* _Work to complete_
Every entry here needs to be repeated exactly.

* _Provided records_
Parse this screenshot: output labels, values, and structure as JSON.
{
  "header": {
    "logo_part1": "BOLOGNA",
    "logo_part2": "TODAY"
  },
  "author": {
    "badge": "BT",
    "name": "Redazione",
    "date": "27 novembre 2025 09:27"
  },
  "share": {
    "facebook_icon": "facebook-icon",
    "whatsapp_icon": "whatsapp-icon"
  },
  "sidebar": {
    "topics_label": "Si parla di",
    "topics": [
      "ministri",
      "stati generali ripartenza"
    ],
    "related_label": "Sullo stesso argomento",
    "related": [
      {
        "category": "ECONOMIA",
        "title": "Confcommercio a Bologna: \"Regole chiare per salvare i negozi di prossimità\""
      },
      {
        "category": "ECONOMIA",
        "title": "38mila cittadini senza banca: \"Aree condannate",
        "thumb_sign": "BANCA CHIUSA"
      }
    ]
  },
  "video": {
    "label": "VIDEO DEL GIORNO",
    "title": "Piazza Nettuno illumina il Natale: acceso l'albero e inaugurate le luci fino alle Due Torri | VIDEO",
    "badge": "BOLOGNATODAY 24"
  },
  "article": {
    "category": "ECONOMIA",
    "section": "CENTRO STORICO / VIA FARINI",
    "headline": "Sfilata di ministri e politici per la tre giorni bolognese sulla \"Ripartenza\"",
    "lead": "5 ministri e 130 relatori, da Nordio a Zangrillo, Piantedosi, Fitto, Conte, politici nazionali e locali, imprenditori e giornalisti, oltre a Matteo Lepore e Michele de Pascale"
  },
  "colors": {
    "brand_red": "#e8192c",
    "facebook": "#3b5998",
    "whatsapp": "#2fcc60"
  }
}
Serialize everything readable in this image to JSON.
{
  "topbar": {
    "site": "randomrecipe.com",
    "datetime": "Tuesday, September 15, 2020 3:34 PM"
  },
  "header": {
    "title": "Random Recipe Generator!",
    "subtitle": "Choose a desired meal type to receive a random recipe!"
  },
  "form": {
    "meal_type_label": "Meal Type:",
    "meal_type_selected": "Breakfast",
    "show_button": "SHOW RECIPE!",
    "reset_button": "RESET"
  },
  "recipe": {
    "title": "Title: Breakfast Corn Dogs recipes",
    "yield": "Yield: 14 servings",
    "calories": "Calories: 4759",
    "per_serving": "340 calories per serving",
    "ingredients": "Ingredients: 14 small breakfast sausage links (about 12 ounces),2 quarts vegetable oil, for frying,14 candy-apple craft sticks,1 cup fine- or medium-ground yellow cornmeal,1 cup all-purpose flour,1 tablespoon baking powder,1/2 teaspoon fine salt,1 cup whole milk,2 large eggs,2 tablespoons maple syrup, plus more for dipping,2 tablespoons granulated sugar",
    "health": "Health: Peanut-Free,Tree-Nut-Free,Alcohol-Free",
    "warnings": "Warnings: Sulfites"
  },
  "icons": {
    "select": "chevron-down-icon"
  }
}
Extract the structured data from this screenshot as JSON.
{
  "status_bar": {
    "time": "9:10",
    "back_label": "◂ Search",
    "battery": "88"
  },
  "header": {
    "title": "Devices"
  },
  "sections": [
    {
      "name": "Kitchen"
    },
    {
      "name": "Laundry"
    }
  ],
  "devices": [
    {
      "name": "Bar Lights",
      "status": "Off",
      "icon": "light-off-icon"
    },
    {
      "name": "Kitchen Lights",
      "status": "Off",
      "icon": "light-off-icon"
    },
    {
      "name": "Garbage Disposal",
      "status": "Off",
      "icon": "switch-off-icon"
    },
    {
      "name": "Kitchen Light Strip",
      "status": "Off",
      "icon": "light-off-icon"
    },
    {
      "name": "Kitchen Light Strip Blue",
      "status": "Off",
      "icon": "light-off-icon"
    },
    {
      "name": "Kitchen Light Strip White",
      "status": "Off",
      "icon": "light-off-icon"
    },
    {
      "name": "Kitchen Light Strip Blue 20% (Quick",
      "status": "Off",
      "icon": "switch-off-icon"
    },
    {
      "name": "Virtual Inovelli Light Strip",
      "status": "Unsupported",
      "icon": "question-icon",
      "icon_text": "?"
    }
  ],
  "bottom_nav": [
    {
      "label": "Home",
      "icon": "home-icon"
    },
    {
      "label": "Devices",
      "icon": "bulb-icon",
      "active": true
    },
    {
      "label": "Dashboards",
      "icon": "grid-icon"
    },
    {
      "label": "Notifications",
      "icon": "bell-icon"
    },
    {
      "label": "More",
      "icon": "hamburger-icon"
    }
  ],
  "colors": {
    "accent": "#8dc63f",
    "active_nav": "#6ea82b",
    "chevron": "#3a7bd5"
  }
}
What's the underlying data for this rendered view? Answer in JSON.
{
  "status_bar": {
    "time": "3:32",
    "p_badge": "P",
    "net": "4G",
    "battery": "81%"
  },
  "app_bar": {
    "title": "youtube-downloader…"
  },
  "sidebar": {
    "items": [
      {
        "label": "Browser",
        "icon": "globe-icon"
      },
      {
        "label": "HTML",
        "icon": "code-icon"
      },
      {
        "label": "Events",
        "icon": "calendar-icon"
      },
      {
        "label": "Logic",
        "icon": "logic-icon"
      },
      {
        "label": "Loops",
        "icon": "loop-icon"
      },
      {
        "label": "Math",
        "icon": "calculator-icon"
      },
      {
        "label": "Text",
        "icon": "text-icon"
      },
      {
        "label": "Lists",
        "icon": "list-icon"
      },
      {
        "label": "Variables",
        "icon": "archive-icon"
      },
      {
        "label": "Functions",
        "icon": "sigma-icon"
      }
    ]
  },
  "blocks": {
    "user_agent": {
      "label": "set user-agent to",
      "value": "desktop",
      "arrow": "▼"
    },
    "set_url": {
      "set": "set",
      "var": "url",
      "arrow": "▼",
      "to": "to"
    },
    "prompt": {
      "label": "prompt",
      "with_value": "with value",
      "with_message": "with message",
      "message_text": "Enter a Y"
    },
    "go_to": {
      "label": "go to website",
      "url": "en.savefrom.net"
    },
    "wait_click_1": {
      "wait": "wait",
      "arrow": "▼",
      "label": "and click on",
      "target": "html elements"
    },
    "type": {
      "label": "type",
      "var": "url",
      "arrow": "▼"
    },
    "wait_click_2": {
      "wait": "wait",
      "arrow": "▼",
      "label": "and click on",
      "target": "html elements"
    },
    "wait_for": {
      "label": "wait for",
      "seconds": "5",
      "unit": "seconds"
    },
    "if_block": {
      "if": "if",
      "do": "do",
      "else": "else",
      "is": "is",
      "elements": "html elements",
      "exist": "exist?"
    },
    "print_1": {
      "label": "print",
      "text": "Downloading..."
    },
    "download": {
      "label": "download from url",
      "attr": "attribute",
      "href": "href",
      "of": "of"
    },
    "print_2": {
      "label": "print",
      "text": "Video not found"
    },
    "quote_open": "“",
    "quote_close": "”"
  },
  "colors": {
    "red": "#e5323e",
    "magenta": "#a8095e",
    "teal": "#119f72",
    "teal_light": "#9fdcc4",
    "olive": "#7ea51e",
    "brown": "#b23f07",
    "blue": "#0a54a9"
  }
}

* _Problem solution_
Parse this screenshot: output labels, values, and structure as JSON.
{
  "header": {
    "logo_part1": "BOLOGNA",
    "logo_part2": "TODAY"
  },
  "author": {
    "badge": "BT",
    "name": "Redazione",
    "date": "27 novembre 2025 09:27"
  },
  "share": {
    "facebook_icon": "facebook-icon",
    "whatsapp_icon": "whatsapp-icon"
  },
  "sidebar": {
    "topics_label": "Si parla di",
    "topics": [
      "ministri",
      "stati generali ripartenza"
    ],
    "related_label": "Sullo stesso argomento",
    "related": [
      {
        "category": "ECONOMIA",
        "title": "Confcommercio a Bologna: \"Regole chiare per salvare i negozi di prossimità\""
      },
      {
        "category": "ECONOMIA",
        "title": "38mila cittadini senza banca: \"Aree condannate",
        "thumb_sign": "BANCA CHIUSA"
      }
    ]
  },
  "video": {
    "label": "VIDEO DEL GIORNO",
    "title": "Piazza Nettuno illumina il Natale: acceso l'albero e inaugurate le luci fino alle Due Torri | VIDEO",
    "badge": "BOLOGNATODAY 24"
  },
  "article": {
    "category": "ECONOMIA",
    "section": "CENTRO STORICO / VIA FARINI",
    "headline": "Sfilata di ministri e politici per la tre giorni bolognese sulla \"Ripartenza\"",
    "lead": "5 ministri e 130 relatori, da Nordio a Zangrillo, Piantedosi, Fitto, Conte, politici nazionali e locali, imprenditori e giornalisti, oltre a Matteo Lepore e Michele de Pascale"
  },
  "colors": {
    "brand_red": "#e8192c",
    "facebook": "#3b5998",
    "whatsapp": "#2fcc60"
  }
}
Serialize everything readable in this image to JSON.
{
  "topbar": {
    "site": "randomrecipe.com",
    "datetime": "Tuesday, September 15, 2020 3:34 PM"
  },
  "header": {
    "title": "Random Recipe Generator!",
    "subtitle": "Choose a desired meal type to receive a random recipe!"
  },
  "form": {
    "meal_type_label": "Meal Type:",
    "meal_type_selected": "Breakfast",
    "show_button": "SHOW RECIPE!",
    "reset_button": "RESET"
  },
  "recipe": {
    "title": "Title: Breakfast Corn Dogs recipes",
    "yield": "Yield: 14 servings",
    "calories": "Calories: 4759",
    "per_serving": "340 calories per serving",
    "ingredients": "Ingredients: 14 small breakfast sausage links (about 12 ounces),2 quarts vegetable oil, for frying,14 candy-apple craft sticks,1 cup fine- or medium-ground yellow cornmeal,1 cup all-purpose flour,1 tablespoon baking powder,1/2 teaspoon fine salt,1 cup whole milk,2 large eggs,2 tablespoons maple syrup, plus more for dipping,2 tablespoons granulated sugar",
    "health": "Health: Peanut-Free,Tree-Nut-Free,Alcohol-Free",
    "warnings": "Warnings: Sulfites"
  },
  "icons": {
    "select": "chevron-down-icon"
  }
}
Extract the structured data from this screenshot as JSON.
{
  "status_bar": {
    "time": "9:10",
    "back_label": "◂ Search",
    "battery": "88"
  },
  "header": {
    "title": "Devices"
  },
  "sections": [
    {
      "name": "Kitchen"
    },
    {
      "name": "Laundry"
    }
  ],
  "devices": [
    {
      "name": "Bar Lights",
      "status": "Off",
      "icon": "light-off-icon"
    },
    {
      "name": "Kitchen Lights",
      "status": "Off",
      "icon": "light-off-icon"
    },
    {
      "name": "Garbage Disposal",
      "status": "Off",
      "icon": "switch-off-icon"
    },
    {
      "name": "Kitchen Light Strip",
      "status": "Off",
      "icon": "light-off-icon"
    },
    {
      "name": "Kitchen Light Strip Blue",
      "status": "Off",
      "icon": "light-off-icon"
    },
    {
      "name": "Kitchen Light Strip White",
      "status": "Off",
      "icon": "light-off-icon"
    },
    {
      "name": "Kitchen Light Strip Blue 20% (Quick",
      "status": "Off",
      "icon": "switch-off-icon"
    },
    {
      "name": "Virtual Inovelli Light Strip",
      "status": "Unsupported",
      "icon": "question-icon",
      "icon_text": "?"
    }
  ],
  "bottom_nav": [
    {
      "label": "Home",
      "icon": "home-icon"
    },
    {
      "label": "Devices",
      "icon": "bulb-icon",
      "active": true
    },
    {
      "label": "Dashboards",
      "icon": "grid-icon"
    },
    {
      "label": "Notifications",
      "icon": "bell-icon"
    },
    {
      "label": "More",
      "icon": "hamburger-icon"
    }
  ],
  "colors": {
    "accent": "#8dc63f",
    "active_nav": "#6ea82b",
    "chevron": "#3a7bd5"
  }
}
What's the underlying data for this rendered view? Answer in JSON.
{
  "status_bar": {
    "time": "3:32",
    "p_badge": "P",
    "net": "4G",
    "battery": "81%"
  },
  "app_bar": {
    "title": "youtube-downloader…"
  },
  "sidebar": {
    "items": [
      {
        "label": "Browser",
        "icon": "globe-icon"
      },
      {
        "label": "HTML",
        "icon": "code-icon"
      },
      {
        "label": "Events",
        "icon": "calendar-icon"
      },
      {
        "label": "Logic",
        "icon": "logic-icon"
      },
      {
        "label": "Loops",
        "icon": "loop-icon"
      },
      {
        "label": "Math",
        "icon": "calculator-icon"
      },
      {
        "label": "Text",
        "icon": "text-icon"
      },
      {
        "label": "Lists",
        "icon": "list-icon"
      },
      {
        "label": "Variables",
        "icon": "archive-icon"
      },
      {
        "label": "Functions",
        "icon": "sigma-icon"
      }
    ]
  },
  "blocks": {
    "user_agent": {
      "label": "set user-agent to",
      "value": "desktop",
      "arrow": "▼"
    },
    "set_url": {
      "set": "set",
      "var": "url",
      "arrow": "▼",
      "to": "to"
    },
    "prompt": {
      "label": "prompt",
      "with_value": "with value",
      "with_message": "with message",
      "message_text": "Enter a Y"
    },
    "go_to": {
      "label": "go to website",
      "url": "en.savefrom.net"
    },
    "wait_click_1": {
      "wait": "wait",
      "arrow": "▼",
      "label": "and click on",
      "target": "html elements"
    },
    "type": {
      "label": "type",
      "var": "url",
      "arrow": "▼"
    },
    "wait_click_2": {
      "wait": "wait",
      "arrow": "▼",
      "label": "and click on",
      "target": "html elements"
    },
    "wait_for": {
      "label": "wait for",
      "seconds": "5",
      "unit": "seconds"
    },
    "if_block": {
      "if": "if",
      "do": "do",
      "else": "else",
      "is": "is",
      "elements": "html elements",
      "exist": "exist?"
    },
    "print_1": {
      "label": "print",
      "text": "Downloading..."
    },
    "download": {
      "label": "download from url",
      "attr": "attribute",
      "href": "href",
      "of": "of"
    },
    "print_2": {
      "label": "print",
      "text": "Video not found"
    },
    "quote_open": "“",
    "quote_close": "”"
  },
  "colors": {
    "red": "#e5323e",
    "magenta": "#a8095e",
    "teal": "#119f72",
    "teal_light": "#9fdcc4",
    "olive": "#7ea51e",
    "brown": "#b23f07",
    "blue": "#0a54a9"
  }
}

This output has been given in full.